→ **Your task**
Copy out each line of the listing that has the word "Order" in it.

"""

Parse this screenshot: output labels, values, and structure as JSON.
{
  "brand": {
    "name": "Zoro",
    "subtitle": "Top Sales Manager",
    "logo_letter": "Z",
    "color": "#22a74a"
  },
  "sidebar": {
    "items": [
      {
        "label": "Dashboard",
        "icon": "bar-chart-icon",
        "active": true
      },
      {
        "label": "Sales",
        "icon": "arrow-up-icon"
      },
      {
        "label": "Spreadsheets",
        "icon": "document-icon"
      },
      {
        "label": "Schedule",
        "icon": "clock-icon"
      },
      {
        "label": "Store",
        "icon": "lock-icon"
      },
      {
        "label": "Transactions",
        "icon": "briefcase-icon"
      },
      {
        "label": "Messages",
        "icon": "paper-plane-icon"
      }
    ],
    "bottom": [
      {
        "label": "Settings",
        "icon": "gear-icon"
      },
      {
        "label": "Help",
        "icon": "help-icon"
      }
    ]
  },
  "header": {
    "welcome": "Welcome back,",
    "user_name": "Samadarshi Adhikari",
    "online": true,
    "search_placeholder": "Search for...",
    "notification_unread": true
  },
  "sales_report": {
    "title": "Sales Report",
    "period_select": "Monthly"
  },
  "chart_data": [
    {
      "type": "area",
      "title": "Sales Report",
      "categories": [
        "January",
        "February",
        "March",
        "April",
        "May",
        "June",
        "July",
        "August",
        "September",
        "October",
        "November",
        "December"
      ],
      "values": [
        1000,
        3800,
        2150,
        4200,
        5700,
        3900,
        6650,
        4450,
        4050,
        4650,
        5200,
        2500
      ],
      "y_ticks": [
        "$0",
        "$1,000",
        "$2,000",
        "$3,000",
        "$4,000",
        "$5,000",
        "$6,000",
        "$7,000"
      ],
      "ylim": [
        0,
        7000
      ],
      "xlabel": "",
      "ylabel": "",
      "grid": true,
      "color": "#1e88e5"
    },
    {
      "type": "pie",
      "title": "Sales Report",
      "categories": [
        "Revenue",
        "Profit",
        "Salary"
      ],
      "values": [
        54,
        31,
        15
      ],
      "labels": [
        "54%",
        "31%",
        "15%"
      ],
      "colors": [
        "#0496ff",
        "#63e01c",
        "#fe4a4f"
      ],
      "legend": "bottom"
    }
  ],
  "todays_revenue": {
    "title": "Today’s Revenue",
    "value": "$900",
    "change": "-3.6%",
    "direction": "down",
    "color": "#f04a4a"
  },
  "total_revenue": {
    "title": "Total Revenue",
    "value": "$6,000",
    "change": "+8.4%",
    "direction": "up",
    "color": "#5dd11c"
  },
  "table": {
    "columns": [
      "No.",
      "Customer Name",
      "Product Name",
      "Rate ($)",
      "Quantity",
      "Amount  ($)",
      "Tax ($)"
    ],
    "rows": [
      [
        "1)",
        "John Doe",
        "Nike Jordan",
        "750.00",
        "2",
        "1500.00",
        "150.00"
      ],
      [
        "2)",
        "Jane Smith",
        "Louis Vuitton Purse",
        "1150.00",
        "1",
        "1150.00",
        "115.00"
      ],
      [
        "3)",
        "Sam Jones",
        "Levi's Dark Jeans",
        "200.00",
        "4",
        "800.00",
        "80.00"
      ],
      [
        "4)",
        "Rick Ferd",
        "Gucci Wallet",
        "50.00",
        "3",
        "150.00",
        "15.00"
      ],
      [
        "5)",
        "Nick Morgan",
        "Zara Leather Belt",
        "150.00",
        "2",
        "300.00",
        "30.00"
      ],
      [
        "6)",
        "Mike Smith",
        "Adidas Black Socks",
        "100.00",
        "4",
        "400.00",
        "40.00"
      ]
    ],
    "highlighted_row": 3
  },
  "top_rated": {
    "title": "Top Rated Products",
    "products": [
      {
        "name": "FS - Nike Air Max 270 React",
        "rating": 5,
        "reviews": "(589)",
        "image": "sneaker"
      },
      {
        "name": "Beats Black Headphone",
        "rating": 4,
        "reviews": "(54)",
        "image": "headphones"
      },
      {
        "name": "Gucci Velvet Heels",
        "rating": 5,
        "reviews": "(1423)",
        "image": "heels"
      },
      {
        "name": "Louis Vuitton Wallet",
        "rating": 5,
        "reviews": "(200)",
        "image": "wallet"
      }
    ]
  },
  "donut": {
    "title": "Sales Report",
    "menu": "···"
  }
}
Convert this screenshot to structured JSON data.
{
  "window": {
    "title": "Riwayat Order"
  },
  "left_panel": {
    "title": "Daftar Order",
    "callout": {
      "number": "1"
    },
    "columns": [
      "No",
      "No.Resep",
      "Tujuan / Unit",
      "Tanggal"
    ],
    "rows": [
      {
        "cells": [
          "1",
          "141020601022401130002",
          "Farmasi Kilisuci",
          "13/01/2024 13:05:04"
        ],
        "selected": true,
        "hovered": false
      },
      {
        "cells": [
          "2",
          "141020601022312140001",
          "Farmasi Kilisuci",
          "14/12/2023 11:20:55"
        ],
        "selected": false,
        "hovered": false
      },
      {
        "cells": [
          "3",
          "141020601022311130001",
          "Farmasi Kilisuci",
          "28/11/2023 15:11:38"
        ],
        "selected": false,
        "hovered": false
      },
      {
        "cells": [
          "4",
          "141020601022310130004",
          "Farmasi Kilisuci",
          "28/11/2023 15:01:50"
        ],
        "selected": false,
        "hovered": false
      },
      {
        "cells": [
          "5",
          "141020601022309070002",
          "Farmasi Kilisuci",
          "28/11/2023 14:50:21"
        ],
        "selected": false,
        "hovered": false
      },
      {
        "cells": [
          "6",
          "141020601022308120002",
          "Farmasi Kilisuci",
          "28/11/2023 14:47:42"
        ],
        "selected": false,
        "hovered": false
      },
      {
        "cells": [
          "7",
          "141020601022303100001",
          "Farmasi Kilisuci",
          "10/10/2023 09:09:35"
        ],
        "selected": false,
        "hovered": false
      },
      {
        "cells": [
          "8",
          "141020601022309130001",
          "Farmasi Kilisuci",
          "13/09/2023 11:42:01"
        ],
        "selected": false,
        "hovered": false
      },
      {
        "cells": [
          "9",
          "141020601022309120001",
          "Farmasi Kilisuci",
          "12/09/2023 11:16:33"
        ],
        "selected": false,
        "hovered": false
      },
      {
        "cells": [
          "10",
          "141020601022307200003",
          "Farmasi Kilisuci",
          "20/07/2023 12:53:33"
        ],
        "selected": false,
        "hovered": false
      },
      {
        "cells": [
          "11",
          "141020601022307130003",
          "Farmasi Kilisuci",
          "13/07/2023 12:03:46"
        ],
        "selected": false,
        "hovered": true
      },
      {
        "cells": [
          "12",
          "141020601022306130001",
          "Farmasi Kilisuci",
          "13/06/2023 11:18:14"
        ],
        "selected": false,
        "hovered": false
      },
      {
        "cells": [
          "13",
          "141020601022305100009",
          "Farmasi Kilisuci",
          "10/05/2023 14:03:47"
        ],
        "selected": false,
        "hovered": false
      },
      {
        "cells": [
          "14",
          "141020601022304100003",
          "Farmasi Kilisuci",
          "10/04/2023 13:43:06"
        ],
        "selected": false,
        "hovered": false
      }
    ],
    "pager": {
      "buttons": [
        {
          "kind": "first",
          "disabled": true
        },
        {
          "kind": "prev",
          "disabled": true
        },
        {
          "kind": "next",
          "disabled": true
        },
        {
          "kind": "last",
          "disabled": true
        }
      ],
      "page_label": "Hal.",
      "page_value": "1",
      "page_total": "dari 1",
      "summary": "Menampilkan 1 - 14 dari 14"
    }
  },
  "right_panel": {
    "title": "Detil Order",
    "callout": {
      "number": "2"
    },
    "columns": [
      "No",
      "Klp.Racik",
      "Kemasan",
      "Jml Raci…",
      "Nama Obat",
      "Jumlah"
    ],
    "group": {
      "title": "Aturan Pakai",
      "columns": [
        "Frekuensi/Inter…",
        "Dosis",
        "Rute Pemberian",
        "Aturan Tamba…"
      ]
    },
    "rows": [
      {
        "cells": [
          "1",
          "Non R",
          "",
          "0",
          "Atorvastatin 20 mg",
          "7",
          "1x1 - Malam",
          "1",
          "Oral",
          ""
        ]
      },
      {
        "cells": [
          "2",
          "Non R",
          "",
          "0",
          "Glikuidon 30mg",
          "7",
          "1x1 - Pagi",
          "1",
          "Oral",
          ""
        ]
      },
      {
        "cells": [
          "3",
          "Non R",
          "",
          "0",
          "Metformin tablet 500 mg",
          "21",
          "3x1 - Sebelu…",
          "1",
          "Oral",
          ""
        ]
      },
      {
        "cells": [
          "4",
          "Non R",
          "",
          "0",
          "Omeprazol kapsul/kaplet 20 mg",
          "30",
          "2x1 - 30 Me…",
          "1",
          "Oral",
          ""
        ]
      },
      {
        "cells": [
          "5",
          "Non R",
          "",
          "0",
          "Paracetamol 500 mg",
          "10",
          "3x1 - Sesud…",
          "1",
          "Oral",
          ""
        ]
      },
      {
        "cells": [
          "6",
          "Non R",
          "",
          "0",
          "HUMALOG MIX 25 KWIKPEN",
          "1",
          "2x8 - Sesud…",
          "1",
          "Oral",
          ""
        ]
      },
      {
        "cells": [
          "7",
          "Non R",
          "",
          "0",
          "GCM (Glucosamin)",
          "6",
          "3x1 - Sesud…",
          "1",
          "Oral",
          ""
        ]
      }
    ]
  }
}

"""

→ **Your response**
    "title": "Riwayat Order"
    "title": "Daftar Order",
    "title": "Detil Order",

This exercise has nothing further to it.